##### DATA FOR THE TASK
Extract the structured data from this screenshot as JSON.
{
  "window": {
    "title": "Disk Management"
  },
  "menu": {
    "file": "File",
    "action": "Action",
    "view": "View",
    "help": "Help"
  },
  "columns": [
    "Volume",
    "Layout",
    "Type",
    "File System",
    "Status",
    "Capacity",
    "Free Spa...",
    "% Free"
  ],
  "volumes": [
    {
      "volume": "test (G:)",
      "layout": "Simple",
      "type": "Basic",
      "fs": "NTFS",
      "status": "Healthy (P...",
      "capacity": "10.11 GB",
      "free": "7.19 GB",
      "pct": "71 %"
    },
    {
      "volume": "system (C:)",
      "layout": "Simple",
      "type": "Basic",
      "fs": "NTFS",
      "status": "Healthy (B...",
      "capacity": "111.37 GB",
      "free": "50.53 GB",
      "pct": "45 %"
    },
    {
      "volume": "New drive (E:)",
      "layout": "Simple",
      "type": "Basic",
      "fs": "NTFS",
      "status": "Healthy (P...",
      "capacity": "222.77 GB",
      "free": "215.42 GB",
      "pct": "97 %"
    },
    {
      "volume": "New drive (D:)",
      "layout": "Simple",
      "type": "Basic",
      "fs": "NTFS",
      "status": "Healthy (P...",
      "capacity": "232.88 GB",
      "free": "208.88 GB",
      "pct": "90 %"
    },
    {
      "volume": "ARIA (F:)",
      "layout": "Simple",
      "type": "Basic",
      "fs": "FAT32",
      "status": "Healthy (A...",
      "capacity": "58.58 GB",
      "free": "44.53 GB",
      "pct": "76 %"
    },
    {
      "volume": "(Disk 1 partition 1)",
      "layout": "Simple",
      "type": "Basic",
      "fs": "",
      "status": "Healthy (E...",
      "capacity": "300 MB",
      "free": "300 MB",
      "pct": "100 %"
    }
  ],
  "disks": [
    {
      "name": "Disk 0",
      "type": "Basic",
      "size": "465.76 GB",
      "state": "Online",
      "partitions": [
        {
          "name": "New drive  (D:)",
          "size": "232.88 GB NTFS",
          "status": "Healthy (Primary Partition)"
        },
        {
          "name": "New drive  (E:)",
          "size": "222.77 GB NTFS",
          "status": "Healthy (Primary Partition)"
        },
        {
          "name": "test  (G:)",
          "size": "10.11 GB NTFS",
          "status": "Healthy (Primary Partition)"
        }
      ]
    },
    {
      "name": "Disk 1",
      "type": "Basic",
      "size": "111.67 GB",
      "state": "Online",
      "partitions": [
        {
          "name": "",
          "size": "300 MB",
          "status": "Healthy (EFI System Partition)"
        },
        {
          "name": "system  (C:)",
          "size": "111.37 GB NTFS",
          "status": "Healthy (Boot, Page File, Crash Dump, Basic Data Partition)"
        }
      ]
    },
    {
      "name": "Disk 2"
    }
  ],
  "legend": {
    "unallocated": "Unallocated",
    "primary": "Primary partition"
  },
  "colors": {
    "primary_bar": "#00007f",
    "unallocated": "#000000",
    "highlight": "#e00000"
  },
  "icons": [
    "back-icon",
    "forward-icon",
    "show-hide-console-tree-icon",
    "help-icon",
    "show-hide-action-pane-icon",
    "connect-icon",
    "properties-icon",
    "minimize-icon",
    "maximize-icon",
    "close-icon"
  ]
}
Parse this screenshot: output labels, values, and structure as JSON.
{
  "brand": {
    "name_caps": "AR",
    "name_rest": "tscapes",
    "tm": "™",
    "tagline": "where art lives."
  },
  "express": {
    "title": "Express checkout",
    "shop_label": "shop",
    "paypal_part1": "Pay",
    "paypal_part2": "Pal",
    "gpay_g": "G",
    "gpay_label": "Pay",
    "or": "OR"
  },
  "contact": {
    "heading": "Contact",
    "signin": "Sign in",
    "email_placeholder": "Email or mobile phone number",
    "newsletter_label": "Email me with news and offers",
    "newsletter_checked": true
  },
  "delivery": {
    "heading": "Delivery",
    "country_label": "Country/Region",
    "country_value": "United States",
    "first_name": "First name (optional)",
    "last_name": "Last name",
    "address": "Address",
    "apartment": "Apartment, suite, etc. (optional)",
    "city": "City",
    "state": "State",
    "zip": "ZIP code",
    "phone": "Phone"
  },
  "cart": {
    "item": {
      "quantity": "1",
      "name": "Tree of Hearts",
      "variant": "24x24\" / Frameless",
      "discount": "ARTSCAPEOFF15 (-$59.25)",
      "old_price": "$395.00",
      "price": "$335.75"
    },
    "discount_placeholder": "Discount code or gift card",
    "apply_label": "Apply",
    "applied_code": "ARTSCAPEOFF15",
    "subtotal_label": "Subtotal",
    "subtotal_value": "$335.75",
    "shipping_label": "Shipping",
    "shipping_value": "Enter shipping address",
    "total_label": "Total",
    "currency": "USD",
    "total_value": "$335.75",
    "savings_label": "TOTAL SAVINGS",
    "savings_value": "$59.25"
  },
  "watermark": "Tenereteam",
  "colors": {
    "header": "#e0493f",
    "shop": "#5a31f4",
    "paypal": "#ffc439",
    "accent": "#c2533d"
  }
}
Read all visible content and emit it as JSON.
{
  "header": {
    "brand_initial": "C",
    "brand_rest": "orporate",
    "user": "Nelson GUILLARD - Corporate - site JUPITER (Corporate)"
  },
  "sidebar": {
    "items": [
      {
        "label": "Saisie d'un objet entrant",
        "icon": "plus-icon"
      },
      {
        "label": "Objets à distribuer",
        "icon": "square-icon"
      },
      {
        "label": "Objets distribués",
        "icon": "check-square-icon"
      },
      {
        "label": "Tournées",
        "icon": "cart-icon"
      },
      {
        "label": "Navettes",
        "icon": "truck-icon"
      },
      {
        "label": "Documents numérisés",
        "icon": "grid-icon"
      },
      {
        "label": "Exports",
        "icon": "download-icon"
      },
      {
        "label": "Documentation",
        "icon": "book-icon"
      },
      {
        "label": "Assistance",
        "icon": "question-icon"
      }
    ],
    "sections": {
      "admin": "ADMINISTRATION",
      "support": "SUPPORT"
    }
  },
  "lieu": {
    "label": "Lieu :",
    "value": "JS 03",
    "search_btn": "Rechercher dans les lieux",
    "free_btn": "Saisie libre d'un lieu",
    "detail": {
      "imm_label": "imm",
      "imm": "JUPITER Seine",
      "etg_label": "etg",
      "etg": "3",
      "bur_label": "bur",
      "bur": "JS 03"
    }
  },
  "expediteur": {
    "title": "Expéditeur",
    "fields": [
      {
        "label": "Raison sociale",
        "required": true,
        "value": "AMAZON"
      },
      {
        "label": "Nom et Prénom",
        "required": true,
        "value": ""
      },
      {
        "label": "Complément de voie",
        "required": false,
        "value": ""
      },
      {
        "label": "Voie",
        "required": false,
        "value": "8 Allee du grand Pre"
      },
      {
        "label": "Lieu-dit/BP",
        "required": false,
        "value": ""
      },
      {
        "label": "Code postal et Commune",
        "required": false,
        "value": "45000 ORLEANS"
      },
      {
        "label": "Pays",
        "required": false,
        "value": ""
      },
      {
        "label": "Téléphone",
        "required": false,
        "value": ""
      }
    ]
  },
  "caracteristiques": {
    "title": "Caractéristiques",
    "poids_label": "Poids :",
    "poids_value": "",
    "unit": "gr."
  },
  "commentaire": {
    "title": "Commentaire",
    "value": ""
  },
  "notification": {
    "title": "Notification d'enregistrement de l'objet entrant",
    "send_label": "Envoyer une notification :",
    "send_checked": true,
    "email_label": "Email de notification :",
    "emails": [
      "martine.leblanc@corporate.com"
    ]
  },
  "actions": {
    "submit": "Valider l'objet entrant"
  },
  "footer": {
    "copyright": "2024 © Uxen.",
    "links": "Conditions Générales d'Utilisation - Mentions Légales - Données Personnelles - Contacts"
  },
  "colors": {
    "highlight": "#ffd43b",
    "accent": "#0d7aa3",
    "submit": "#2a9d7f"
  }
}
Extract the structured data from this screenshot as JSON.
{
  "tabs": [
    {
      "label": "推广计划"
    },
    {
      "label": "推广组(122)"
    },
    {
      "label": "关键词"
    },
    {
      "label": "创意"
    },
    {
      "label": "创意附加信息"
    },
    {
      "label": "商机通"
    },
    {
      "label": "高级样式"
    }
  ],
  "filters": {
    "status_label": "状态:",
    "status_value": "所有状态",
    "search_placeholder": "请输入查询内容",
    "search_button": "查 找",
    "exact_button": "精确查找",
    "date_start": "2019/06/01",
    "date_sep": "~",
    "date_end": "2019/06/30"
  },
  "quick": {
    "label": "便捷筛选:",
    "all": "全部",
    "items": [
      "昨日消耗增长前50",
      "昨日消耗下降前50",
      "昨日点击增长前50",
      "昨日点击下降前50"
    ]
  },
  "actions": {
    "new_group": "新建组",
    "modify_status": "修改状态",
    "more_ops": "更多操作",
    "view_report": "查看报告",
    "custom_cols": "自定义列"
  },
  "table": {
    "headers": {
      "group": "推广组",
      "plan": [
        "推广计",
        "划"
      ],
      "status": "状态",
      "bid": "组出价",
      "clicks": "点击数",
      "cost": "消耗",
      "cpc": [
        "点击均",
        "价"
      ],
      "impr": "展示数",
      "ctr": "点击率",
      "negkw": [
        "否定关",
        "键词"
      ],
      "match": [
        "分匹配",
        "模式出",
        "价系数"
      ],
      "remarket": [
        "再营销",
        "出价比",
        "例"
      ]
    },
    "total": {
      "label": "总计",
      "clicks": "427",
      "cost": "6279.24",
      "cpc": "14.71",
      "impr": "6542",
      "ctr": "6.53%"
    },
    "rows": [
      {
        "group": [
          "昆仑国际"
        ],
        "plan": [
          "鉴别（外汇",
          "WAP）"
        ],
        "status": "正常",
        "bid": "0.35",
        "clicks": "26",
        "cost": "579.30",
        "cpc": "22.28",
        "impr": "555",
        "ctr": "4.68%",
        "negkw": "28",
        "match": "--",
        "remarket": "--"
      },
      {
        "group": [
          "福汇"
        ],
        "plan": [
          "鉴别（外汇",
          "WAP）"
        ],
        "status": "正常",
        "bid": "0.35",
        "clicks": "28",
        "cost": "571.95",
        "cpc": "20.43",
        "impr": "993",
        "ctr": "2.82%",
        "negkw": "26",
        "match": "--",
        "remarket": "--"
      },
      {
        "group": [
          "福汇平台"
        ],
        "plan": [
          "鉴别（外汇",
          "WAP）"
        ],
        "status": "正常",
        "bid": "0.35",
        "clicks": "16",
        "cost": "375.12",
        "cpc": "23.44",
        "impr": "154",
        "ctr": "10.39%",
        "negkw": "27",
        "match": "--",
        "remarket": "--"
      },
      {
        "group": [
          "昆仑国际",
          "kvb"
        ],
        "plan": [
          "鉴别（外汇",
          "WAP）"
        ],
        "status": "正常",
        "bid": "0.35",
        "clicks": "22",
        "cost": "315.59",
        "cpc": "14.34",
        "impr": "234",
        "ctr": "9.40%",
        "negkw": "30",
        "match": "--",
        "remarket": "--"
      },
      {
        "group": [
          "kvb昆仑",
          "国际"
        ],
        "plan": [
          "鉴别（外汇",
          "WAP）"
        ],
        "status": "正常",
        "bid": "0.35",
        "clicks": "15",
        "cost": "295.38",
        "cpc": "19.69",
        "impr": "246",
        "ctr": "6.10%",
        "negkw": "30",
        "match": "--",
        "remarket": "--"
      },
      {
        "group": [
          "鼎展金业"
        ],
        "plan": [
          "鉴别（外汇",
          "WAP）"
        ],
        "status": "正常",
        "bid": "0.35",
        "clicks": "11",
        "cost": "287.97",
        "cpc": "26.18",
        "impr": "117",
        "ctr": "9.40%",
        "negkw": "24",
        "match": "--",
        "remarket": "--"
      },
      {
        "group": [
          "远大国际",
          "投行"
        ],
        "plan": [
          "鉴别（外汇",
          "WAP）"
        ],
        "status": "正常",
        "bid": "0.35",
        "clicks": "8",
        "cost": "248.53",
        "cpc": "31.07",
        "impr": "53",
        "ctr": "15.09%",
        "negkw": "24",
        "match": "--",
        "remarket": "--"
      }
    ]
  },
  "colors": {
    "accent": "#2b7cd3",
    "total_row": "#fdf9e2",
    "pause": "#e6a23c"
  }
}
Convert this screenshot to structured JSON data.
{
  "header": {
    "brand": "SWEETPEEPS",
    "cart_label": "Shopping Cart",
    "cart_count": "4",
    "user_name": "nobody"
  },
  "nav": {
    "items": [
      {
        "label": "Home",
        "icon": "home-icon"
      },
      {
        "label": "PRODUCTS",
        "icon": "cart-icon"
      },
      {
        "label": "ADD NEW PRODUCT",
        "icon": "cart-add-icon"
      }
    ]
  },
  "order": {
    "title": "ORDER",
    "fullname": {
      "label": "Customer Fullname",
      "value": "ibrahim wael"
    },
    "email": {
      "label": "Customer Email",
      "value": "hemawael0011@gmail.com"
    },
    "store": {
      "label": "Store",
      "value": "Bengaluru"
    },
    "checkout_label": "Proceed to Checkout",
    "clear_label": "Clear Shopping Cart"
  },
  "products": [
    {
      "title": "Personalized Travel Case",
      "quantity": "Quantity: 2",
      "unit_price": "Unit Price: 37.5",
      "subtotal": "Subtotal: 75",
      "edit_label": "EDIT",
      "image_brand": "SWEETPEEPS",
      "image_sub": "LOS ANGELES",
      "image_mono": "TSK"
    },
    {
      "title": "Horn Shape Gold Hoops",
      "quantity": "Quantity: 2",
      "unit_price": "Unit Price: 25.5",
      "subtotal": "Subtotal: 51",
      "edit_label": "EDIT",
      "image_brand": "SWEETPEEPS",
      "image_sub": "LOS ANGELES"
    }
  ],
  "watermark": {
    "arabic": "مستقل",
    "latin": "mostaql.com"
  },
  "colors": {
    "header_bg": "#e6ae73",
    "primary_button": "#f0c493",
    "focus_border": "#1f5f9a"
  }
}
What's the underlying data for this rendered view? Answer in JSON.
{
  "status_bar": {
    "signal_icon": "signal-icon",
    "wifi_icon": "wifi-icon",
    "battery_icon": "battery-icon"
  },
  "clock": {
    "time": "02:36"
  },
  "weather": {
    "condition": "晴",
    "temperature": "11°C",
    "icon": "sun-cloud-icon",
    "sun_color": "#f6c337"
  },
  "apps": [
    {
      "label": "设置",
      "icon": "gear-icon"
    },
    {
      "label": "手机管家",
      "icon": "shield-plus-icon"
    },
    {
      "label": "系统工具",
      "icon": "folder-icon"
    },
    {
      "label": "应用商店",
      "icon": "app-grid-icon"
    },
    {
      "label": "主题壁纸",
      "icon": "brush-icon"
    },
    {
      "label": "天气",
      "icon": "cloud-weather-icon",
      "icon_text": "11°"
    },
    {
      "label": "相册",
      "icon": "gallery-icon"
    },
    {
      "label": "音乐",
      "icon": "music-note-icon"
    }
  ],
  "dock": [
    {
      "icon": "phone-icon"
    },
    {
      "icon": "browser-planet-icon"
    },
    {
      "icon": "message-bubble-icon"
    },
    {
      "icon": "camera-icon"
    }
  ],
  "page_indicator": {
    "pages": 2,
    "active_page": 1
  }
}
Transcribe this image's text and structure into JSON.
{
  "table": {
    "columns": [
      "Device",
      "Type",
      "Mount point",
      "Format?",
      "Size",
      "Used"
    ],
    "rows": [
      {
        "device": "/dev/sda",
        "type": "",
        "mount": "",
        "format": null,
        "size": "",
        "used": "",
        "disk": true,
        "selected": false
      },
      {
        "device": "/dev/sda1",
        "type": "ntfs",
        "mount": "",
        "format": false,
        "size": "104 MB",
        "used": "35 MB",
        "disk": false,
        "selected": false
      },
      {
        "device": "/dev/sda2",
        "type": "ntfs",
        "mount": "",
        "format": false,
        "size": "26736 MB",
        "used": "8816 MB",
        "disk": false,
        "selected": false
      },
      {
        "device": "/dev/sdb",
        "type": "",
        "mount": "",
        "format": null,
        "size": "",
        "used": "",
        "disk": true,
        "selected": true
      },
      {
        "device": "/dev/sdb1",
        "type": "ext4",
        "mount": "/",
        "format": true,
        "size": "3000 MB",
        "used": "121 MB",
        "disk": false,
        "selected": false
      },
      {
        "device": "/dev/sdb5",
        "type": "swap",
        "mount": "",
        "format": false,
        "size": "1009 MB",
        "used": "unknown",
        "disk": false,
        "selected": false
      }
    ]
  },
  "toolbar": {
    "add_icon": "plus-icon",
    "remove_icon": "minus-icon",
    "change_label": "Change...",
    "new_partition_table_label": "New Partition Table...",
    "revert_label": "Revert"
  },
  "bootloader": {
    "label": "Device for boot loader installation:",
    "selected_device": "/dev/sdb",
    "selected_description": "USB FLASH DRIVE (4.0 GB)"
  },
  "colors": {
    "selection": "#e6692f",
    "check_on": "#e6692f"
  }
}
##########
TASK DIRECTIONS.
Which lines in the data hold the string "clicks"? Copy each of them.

TASK RESPONSE.
      "clicks": "点击数",
      "clicks": "427",
        "clicks": "26",
        "clicks": "28",
        "clicks": "16",
        "clicks": "22",
        "clicks": "15",
        "clicks": "11",
        "clicks": "8",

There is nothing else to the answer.